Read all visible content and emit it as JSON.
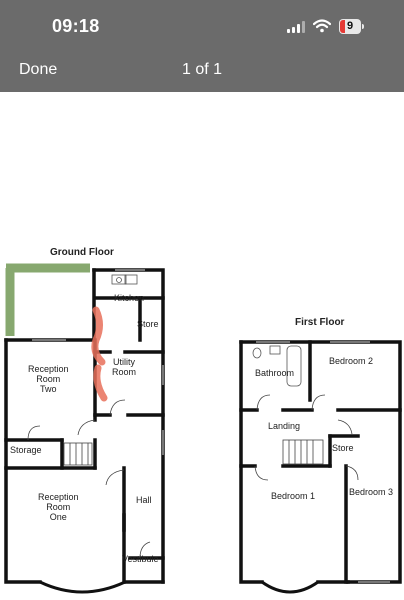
{
  "status_bar": {
    "time": "09:18",
    "battery_level": "9",
    "icons": [
      "cellular-signal-icon",
      "wifi-icon",
      "battery-icon"
    ]
  },
  "nav": {
    "done_label": "Done",
    "page_indicator": "1 of 1"
  },
  "floorplan": {
    "ground_floor": {
      "title": "Ground Floor",
      "rooms": {
        "kitchen": "Kitchen",
        "store": "Store",
        "utility": "Utility\nRoom",
        "reception_two": "Reception\nRoom\nTwo",
        "storage": "Storage",
        "reception_one": "Reception\nRoom\nOne",
        "hall": "Hall",
        "vestibule": "Vestibule"
      }
    },
    "first_floor": {
      "title": "First Floor",
      "rooms": {
        "bathroom": "Bathroom",
        "bedroom2": "Bedroom 2",
        "landing": "Landing",
        "store": "Store",
        "bedroom1": "Bedroom 1",
        "bedroom3": "Bedroom 3"
      }
    },
    "colors": {
      "wall": "#111111",
      "green_markup": "#7a9e5f",
      "red_markup": "#e8705a"
    }
  }
}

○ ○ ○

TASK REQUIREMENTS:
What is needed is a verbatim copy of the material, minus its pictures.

SOLUTION:
Read all visible content and emit it as JSON.
{
  "status_bar": {
    "time": "09:18",
    "battery_level": "9",
    "icons": [
      "cellular-signal-icon",
      "wifi-icon",
      "battery-icon"
    ]
  },
  "nav": {
    "done_label": "Done",
    "page_indicator": "1 of 1"
  },
  "floorplan": {
    "ground_floor": {
      "title": "Ground Floor",
      "rooms": {
        "kitchen": "Kitchen",
        "store": "Store",
        "utility": "Utility\nRoom",
        "reception_two": "Reception\nRoom\nTwo",
        "storage": "Storage",
        "reception_one": "Reception\nRoom\nOne",
        "hall": "Hall",
        "vestibule": "Vestibule"
      }
    },
    "first_floor": {
      "title": "First Floor",
      "rooms": {
        "bathroom": "Bathroom",
        "bedroom2": "Bedroom 2",
        "landing": "Landing",
        "store": "Store",
        "bedroom1": "Bedroom 1",
        "bedroom3": "Bedroom 3"
      }
    },
    "colors": {
      "wall": "#111111",
      "green_markup": "#7a9e5f",
      "red_markup": "#e8705a"
    }
  }
}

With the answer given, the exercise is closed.